▶ **EXERCISE GOAL**
The required result is the exact run of lines beginning at the one containing "Decode this image" and ending at the last line of the entries.

*** Opening MATERIALS PROVIDED ***

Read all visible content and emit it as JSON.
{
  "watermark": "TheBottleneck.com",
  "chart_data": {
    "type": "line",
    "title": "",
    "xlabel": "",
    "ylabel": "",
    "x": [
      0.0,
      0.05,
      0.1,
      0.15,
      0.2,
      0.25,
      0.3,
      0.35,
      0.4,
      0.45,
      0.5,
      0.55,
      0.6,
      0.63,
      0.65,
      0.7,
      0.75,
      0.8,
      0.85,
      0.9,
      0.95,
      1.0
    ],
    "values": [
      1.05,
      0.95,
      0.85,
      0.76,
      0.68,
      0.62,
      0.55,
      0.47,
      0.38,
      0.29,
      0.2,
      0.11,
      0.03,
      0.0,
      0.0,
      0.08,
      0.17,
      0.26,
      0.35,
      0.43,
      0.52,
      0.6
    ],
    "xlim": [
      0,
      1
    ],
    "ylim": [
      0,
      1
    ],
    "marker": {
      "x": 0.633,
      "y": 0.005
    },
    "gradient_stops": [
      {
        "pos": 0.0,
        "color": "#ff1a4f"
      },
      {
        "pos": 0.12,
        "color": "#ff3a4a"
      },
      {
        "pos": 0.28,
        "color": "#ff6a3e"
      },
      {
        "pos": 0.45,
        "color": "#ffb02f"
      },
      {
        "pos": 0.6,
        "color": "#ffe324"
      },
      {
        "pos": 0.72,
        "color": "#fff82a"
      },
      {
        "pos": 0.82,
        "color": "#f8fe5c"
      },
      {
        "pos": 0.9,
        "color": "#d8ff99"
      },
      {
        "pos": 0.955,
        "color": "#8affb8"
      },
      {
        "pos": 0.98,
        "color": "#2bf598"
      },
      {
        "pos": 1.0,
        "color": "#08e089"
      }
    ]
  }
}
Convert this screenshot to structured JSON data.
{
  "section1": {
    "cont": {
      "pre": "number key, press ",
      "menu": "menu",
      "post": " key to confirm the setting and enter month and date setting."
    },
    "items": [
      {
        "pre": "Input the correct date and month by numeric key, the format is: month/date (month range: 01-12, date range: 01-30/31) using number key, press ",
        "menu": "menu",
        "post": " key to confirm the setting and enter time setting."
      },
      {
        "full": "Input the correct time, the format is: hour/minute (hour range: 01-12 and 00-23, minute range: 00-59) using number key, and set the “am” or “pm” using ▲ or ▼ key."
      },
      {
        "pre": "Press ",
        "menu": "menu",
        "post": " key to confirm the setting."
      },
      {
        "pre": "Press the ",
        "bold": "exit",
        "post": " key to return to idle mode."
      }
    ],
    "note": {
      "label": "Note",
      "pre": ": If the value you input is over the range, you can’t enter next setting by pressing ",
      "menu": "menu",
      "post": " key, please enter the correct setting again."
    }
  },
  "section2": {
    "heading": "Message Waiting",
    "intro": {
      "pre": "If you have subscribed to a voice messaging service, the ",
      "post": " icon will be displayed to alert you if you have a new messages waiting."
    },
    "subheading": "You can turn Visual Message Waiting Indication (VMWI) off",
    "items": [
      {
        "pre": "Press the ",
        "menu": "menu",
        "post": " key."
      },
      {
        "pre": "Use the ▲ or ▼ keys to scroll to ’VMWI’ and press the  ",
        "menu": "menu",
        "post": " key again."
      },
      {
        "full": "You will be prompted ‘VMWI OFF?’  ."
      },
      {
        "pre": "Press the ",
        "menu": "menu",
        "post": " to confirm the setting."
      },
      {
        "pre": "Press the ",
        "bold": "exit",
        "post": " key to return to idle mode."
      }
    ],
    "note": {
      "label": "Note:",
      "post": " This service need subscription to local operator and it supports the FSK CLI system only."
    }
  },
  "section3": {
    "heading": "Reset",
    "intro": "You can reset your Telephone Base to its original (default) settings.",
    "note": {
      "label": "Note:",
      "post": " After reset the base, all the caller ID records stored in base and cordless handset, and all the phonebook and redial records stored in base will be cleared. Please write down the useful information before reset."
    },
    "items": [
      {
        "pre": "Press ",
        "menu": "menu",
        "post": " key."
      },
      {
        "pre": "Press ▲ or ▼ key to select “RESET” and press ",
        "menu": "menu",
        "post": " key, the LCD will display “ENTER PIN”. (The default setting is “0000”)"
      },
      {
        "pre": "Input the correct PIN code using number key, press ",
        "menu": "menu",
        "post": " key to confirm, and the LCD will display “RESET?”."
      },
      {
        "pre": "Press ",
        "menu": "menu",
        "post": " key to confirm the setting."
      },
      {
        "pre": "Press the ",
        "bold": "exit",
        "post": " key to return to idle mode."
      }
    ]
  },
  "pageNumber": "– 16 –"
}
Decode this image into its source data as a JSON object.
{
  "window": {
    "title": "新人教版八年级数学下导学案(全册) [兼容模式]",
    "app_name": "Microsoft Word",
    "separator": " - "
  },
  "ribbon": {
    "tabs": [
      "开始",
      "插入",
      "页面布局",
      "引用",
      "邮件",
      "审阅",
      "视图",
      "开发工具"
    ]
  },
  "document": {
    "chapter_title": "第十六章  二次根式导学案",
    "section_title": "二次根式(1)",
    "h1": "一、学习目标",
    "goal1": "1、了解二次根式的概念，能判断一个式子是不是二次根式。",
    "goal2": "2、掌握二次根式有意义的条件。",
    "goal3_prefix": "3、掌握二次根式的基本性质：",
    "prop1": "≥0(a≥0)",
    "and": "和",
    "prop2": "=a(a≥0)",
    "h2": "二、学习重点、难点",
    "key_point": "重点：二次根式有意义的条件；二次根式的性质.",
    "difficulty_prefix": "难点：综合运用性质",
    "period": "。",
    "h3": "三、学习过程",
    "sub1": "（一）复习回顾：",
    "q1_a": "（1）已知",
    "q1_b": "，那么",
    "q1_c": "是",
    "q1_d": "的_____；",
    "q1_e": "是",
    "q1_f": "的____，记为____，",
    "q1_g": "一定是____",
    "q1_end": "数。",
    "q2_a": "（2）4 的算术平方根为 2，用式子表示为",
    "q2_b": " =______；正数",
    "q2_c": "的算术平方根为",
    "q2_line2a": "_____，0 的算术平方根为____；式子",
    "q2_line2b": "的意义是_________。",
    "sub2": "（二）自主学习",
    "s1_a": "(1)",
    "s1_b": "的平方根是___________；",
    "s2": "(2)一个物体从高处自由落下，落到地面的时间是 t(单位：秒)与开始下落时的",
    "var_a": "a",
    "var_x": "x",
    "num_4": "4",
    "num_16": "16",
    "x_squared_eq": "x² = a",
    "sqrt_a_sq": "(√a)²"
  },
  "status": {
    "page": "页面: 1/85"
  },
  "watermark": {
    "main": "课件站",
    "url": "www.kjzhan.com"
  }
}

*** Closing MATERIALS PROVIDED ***

▶ **REPLY**
Decode this image into its source data as a JSON object.
{
  "window": {
    "title": "新人教版八年级数学下导学案(全册) [兼容模式]",
    "app_name": "Microsoft Word",
    "separator": " - "
  },
  "ribbon": {
    "tabs": [
      "开始",
      "插入",
      "页面布局",
      "引用",
      "邮件",
      "审阅",
      "视图",
      "开发工具"
    ]
  },
  "document": {
    "chapter_title": "第十六章  二次根式导学案",
    "section_title": "二次根式(1)",
    "h1": "一、学习目标",
    "goal1": "1、了解二次根式的概念，能判断一个式子是不是二次根式。",
    "goal2": "2、掌握二次根式有意义的条件。",
    "goal3_prefix": "3、掌握二次根式的基本性质：",
    "prop1": "≥0(a≥0)",
    "and": "和",
    "prop2": "=a(a≥0)",
    "h2": "二、学习重点、难点",
    "key_point": "重点：二次根式有意义的条件；二次根式的性质.",
    "difficulty_prefix": "难点：综合运用性质",
    "period": "。",
    "h3": "三、学习过程",
    "sub1": "（一）复习回顾：",
    "q1_a": "（1）已知",
    "q1_b": "，那么",
    "q1_c": "是",
    "q1_d": "的_____；",
    "q1_e": "是",
    "q1_f": "的____，记为____，",
    "q1_g": "一定是____",
    "q1_end": "数。",
    "q2_a": "（2）4 的算术平方根为 2，用式子表示为",
    "q2_b": " =______；正数",
    "q2_c": "的算术平方根为",
    "q2_line2a": "_____，0 的算术平方根为____；式子",
    "q2_line2b": "的意义是_________。",
    "sub2": "（二）自主学习",
    "s1_a": "(1)",
    "s1_b": "的平方根是___________；",
    "s2": "(2)一个物体从高处自由落下，落到地面的时间是 t(单位：秒)与开始下落时的",
    "var_a": "a",
    "var_x": "x",
    "num_4": "4",
    "num_16": "16",
    "x_squared_eq": "x² = a",
    "sqrt_a_sq": "(√a)²"
  },
  "status": {
    "page": "页面: 1/85"
  },
  "watermark": {
    "main": "课件站",
    "url": "www.kjzhan.com"
  }
}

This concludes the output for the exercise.